Quick Thoughts

There’s not much substance to what Delta has announced so far so although Delta is making sure that people remember that it used its December investor day to state its intent to overhaul its change fee structure, it certainly looks as if United Airlines beat it to the punch and that Delta was forced to rush out an announcement of its own.

While Delta has essentially matched United’s policy for cash/revenue bookings, the airline hasn’t said whether it will follow United in eliminating change fees for domestic SkyMiles bookings. It also hasn’t said if, like United, it plans to eliminate standby fees in the near future. I expect that in both cases Delta will have no alternative but to copy what United has announced but it would be good to hear the airline come out and confirm that this will be the case.

One thing I don’t expect to see Delta copying is United’s somewhat bold claim that the removal of change fees is permanent as Delta’s management isn’t one to paint itself into a corner for no good reason. Delta may have been caught a little off guard with United’s unexpected announcement but it wasn’t caught out enough to induce it to make any rash promises with regards to its fee structure going forward. This may be a long-term move by Delta but something tells me that we haven’t seen the last of change fees on domestic bookings – they’ll probably be back when the airlines are back on an even keel and are no longer worrying about where they’re next passenger will be coming from.

Still, putting that bit of pessimism to one side, what Delta has announced is clearly very good news for consumers and should be applauded. It will be interesting to see if the next few days see Delta offer any further clarification around its plans for standby fees and change fees on award bookings – if there are any updates I’ll be sure to post them here.

Bottom Line

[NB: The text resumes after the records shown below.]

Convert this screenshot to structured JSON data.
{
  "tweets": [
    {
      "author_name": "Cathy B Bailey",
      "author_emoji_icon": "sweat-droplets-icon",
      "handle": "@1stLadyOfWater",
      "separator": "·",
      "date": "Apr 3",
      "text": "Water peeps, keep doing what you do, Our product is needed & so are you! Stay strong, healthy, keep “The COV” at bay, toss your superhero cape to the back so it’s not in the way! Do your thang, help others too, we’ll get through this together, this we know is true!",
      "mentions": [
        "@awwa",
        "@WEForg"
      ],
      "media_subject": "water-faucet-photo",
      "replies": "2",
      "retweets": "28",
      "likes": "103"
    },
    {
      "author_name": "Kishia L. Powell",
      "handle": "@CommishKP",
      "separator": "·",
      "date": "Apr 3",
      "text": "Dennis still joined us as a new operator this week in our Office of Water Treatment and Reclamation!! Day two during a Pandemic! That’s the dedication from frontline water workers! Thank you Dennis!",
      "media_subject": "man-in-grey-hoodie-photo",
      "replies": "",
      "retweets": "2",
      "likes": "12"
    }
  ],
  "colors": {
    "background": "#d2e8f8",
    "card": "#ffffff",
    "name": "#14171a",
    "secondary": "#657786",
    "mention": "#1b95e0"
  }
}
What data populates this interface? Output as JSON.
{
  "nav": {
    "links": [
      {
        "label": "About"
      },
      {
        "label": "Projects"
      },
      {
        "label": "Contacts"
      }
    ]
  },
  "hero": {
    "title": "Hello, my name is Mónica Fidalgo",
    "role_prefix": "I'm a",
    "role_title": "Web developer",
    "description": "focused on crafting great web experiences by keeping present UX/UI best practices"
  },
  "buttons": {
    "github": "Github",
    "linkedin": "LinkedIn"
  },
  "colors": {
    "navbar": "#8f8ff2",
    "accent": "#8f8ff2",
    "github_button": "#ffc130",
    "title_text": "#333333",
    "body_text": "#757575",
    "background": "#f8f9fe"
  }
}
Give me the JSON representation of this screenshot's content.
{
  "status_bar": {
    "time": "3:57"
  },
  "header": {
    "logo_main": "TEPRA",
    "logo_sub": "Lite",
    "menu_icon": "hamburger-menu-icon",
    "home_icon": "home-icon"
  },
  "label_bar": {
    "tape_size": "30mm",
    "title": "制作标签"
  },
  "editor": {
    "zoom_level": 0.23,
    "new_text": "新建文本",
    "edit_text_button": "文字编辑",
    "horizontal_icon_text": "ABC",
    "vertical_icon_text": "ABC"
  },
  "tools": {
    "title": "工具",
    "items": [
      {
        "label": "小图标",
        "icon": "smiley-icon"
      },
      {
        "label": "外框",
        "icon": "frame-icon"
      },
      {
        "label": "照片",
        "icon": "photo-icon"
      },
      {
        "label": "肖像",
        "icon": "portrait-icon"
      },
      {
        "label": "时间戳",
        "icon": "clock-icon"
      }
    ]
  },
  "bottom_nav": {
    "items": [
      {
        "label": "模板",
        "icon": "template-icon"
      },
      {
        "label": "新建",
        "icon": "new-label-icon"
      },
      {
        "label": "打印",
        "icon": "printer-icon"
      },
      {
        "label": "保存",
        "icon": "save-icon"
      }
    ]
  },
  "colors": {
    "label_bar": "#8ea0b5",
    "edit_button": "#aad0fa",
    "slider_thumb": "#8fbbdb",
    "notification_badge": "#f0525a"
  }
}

With immediate effect, Delta will no longer charge change fees on First Class, Delta Premium Select, Delta Comfort+, and Main Cabin bookings for travel within the United States as well as for travel to/from Puerto Rico and the US Virgin Islands.

Featured image courtesy of Stuart Seeger